Now this is where you will link the IP address with the device name. Enter the IP address you want to use and for our example use 192.168.0.101 for the DVM7400-1 and 192.168.0.102 for the DVM7400-2. In all cases use the UDP port number of 2638.
The form should look like the one below and have the following information. Take a look at the form and the associations that are made. Scripts will use the Name in the name field to identify the unit on the network.
One final step remains and that is to assign each of the DVM7400s an IP address. This is why device map or list should be created to keep track of names and addresses. It will be very helpful to know what addresses are free to use when adding additional devices to your network.
Setting Device IP Addresses
The default IP address of many of the Alcorn McBride units is 192.168.0.254 and must be changed to work in a network. In this example, we will set all the other units on the network according to the configuration requirements. i.e. DVM7400-1 is 192.168.0.101 and the DVM7400-2 is 192.168.0.102
Connect to the serial port of the first DVM and open AMITerm software. Click on the Network tab and under the Configuration Box click the Set button. Next go to the IP field and edit the last number changing it to 101. Click the IP button and observe the message in the box at the bottom left of the AMITerm window. The receive response must be R<0D> to verify the new address was understood. See the diagram below for the locations and function of the items just described. The DVM7400 will need to be power cycled to complete the configuration.
Do these steps to all the devices you wish to connect to the network. Be sure none of the units have the same address or the network will have trouble.
The show control side of the network is now complete. The system is now ready to receive scripts from port A and control the show from port B.
Try It Out

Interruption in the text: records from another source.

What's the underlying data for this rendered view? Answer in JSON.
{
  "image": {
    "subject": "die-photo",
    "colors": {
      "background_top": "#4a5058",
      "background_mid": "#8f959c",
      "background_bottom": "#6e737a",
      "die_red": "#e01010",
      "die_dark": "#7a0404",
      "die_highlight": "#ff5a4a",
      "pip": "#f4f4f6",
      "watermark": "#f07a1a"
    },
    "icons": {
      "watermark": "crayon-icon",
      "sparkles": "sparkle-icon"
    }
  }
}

Now that the hardware is setup, the next steps are to write a script, load it into the V16 Pro then enjoy the show. If you wish to use a ready to run script, you can download the "EthernetStepByStep" script from our web site. If you have only one DVM7400 you can use this script as a starting place and remove the references to DVM7400-2 from the "Devices" and "Sequences" forms. The script is very simple to show off the Ethernet network capability of the V16 Pro. With that being said, the DVM7400-1 will play "vid00001.mpg" when button 1 is pressed and DVM7400-2 will play "vid00001.mpg" when button 2 is pressed. If you have used Alcorn McBride show control devices in the past you will find the V16 Pro and WinScript Live to be friendly and familiar. You need only edit the device configurations (port connections) to switch from the serial port control to using Ethernet in your currently running shows. If you are new to Alcorn McBride, welcome to the exciting world of show control.